WHAT IS EXPECTED
From the records below, copy each line in which the string "label" occurs.

[Start of section]

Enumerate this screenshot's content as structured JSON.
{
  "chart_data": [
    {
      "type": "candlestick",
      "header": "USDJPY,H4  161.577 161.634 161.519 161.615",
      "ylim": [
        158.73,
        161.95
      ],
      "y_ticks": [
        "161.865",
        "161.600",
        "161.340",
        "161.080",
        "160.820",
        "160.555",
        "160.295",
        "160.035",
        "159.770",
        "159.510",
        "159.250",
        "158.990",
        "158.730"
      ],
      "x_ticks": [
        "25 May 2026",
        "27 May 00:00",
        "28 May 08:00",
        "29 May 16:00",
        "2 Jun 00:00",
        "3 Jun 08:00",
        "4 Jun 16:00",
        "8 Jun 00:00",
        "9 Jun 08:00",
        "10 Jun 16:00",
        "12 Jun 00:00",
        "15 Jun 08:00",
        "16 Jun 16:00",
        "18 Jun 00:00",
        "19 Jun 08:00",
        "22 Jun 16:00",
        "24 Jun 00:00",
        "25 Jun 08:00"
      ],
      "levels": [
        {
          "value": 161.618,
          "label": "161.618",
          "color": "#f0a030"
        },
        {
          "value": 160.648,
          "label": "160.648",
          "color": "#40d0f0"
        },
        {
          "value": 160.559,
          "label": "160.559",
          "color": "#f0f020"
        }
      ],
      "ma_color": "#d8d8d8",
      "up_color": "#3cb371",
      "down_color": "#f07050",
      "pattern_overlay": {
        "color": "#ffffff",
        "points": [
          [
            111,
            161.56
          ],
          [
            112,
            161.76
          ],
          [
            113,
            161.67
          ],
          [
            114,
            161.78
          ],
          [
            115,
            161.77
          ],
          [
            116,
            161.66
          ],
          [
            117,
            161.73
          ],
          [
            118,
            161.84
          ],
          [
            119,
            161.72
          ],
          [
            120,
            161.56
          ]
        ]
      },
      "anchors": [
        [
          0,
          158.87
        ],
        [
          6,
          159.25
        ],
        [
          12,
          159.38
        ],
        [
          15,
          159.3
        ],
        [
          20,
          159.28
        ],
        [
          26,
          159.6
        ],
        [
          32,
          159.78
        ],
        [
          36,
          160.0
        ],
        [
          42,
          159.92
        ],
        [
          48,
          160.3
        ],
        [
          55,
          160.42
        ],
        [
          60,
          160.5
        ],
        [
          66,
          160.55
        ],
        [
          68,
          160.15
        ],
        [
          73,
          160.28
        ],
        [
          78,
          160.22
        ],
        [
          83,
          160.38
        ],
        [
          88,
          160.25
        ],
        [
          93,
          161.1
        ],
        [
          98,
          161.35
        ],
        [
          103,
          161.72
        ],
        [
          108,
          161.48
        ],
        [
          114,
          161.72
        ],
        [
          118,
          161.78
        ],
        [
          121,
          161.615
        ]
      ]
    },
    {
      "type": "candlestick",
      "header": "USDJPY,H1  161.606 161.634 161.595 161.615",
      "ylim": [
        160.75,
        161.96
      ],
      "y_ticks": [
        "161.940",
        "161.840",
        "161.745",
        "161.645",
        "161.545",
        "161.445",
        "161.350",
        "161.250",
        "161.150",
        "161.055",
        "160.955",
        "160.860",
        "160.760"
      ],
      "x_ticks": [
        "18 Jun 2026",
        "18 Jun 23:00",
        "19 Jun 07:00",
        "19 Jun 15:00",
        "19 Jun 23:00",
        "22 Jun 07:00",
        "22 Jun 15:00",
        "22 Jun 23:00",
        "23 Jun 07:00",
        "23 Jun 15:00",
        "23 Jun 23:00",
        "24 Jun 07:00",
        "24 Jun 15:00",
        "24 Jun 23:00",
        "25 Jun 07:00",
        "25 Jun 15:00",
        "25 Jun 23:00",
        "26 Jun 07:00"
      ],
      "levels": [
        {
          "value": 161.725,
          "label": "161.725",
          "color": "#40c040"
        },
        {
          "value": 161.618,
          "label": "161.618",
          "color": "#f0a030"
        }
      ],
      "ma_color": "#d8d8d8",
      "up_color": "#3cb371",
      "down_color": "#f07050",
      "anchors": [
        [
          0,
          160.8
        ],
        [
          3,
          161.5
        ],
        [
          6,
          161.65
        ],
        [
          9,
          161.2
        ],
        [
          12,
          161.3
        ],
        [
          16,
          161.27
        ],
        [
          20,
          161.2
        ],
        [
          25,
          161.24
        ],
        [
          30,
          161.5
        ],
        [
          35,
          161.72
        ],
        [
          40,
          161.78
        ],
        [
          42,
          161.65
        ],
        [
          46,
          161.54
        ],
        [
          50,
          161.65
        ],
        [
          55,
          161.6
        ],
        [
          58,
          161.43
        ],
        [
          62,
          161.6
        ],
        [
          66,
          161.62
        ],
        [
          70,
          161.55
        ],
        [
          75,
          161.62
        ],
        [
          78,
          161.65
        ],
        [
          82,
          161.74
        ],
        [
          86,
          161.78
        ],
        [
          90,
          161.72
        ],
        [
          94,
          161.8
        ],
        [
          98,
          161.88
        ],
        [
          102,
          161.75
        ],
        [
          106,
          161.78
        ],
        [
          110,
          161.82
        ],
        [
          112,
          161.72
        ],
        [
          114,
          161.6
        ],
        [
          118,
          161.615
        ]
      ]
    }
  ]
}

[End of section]

YOUR RESPONSE
          "label": "161.618",
          "label": "160.648",
          "label": "160.559",
          "label": "161.725",
          "label": "161.618",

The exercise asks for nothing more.